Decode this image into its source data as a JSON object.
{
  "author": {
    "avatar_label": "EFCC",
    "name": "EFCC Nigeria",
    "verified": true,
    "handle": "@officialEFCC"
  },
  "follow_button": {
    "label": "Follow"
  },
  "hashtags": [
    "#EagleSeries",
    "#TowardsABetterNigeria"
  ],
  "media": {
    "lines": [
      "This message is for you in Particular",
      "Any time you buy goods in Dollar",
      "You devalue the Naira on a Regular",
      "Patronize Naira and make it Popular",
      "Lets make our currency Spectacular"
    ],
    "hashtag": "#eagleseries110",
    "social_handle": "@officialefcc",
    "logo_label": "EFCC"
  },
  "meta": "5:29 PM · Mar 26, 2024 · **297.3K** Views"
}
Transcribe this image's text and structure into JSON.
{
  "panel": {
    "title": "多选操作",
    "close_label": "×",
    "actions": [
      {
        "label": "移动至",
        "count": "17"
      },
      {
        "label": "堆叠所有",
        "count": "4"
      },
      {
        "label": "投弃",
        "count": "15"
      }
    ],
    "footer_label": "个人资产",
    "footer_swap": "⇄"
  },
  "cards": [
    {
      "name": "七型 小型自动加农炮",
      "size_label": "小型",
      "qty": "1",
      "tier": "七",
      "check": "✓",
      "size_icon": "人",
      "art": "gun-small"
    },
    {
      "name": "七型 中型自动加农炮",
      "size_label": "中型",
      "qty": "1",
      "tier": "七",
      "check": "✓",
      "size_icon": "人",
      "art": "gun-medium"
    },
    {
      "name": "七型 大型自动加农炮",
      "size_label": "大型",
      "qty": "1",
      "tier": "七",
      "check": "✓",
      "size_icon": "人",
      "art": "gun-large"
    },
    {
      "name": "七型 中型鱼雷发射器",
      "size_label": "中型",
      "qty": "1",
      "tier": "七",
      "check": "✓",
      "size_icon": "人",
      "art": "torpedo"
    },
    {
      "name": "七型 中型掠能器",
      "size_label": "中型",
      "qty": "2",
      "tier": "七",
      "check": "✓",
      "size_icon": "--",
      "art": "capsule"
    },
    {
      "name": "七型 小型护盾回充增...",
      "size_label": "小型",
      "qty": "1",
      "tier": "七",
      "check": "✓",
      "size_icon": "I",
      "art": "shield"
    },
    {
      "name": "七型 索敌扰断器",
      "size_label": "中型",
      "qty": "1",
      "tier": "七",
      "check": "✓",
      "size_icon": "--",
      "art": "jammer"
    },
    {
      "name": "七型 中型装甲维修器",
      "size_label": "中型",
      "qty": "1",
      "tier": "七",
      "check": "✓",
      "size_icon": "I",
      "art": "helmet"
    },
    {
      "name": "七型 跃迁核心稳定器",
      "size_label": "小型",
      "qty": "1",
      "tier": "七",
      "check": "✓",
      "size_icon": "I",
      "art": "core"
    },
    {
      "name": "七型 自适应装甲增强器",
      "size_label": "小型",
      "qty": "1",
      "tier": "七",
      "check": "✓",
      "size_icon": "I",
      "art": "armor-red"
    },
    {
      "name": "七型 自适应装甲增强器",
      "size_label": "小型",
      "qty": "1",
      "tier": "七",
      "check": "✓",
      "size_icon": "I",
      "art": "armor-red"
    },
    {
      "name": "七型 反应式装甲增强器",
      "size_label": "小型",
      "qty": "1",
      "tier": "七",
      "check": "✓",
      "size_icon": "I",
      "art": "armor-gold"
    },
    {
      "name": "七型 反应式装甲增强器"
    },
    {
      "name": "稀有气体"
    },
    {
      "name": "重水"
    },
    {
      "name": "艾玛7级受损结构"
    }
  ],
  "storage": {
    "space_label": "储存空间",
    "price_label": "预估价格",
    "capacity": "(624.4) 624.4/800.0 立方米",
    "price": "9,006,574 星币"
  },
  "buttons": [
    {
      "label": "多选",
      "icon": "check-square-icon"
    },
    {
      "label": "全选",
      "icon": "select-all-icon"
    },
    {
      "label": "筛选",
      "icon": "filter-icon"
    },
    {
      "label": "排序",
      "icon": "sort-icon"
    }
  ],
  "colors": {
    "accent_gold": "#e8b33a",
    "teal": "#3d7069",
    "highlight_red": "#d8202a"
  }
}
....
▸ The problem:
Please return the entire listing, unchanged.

▸ Answer to the exercise:
Decode this image into its source data as a JSON object.
{
  "author": {
    "avatar_label": "EFCC",
    "name": "EFCC Nigeria",
    "verified": true,
    "handle": "@officialEFCC"
  },
  "follow_button": {
    "label": "Follow"
  },
  "hashtags": [
    "#EagleSeries",
    "#TowardsABetterNigeria"
  ],
  "media": {
    "lines": [
      "This message is for you in Particular",
      "Any time you buy goods in Dollar",
      "You devalue the Naira on a Regular",
      "Patronize Naira and make it Popular",
      "Lets make our currency Spectacular"
    ],
    "hashtag": "#eagleseries110",
    "social_handle": "@officialefcc",
    "logo_label": "EFCC"
  },
  "meta": "5:29 PM · Mar 26, 2024 · **297.3K** Views"
}
Transcribe this image's text and structure into JSON.
{
  "panel": {
    "title": "多选操作",
    "close_label": "×",
    "actions": [
      {
        "label": "移动至",
        "count": "17"
      },
      {
        "label": "堆叠所有",
        "count": "4"
      },
      {
        "label": "投弃",
        "count": "15"
      }
    ],
    "footer_label": "个人资产",
    "footer_swap": "⇄"
  },
  "cards": [
    {
      "name": "七型 小型自动加农炮",
      "size_label": "小型",
      "qty": "1",
      "tier": "七",
      "check": "✓",
      "size_icon": "人",
      "art": "gun-small"
    },
    {
      "name": "七型 中型自动加农炮",
      "size_label": "中型",
      "qty": "1",
      "tier": "七",
      "check": "✓",
      "size_icon": "人",
      "art": "gun-medium"
    },
    {
      "name": "七型 大型自动加农炮",
      "size_label": "大型",
      "qty": "1",
      "tier": "七",
      "check": "✓",
      "size_icon": "人",
      "art": "gun-large"
    },
    {
      "name": "七型 中型鱼雷发射器",
      "size_label": "中型",
      "qty": "1",
      "tier": "七",
      "check": "✓",
      "size_icon": "人",
      "art": "torpedo"
    },
    {
      "name": "七型 中型掠能器",
      "size_label": "中型",
      "qty": "2",
      "tier": "七",
      "check": "✓",
      "size_icon": "--",
      "art": "capsule"
    },
    {
      "name": "七型 小型护盾回充增...",
      "size_label": "小型",
      "qty": "1",
      "tier": "七",
      "check": "✓",
      "size_icon": "I",
      "art": "shield"
    },
    {
      "name": "七型 索敌扰断器",
      "size_label": "中型",
      "qty": "1",
      "tier": "七",
      "check": "✓",
      "size_icon": "--",
      "art": "jammer"
    },
    {
      "name": "七型 中型装甲维修器",
      "size_label": "中型",
      "qty": "1",
      "tier": "七",
      "check": "✓",
      "size_icon": "I",
      "art": "helmet"
    },
    {
      "name": "七型 跃迁核心稳定器",
      "size_label": "小型",
      "qty": "1",
      "tier": "七",
      "check": "✓",
      "size_icon": "I",
      "art": "core"
    },
    {
      "name": "七型 自适应装甲增强器",
      "size_label": "小型",
      "qty": "1",
      "tier": "七",
      "check": "✓",
      "size_icon": "I",
      "art": "armor-red"
    },
    {
      "name": "七型 自适应装甲增强器",
      "size_label": "小型",
      "qty": "1",
      "tier": "七",
      "check": "✓",
      "size_icon": "I",
      "art": "armor-red"
    },
    {
      "name": "七型 反应式装甲增强器",
      "size_label": "小型",
      "qty": "1",
      "tier": "七",
      "check": "✓",
      "size_icon": "I",
      "art": "armor-gold"
    },
    {
      "name": "七型 反应式装甲增强器"
    },
    {
      "name": "稀有气体"
    },
    {
      "name": "重水"
    },
    {
      "name": "艾玛7级受损结构"
    }
  ],
  "storage": {
    "space_label": "储存空间",
    "price_label": "预估价格",
    "capacity": "(624.4) 624.4/800.0 立方米",
    "price": "9,006,574 星币"
  },
  "buttons": [
    {
      "label": "多选",
      "icon": "check-square-icon"
    },
    {
      "label": "全选",
      "icon": "select-all-icon"
    },
    {
      "label": "筛选",
      "icon": "filter-icon"
    },
    {
      "label": "排序",
      "icon": "sort-icon"
    }
  ],
  "colors": {
    "accent_gold": "#e8b33a",
    "teal": "#3d7069",
    "highlight_red": "#d8202a"
  }
}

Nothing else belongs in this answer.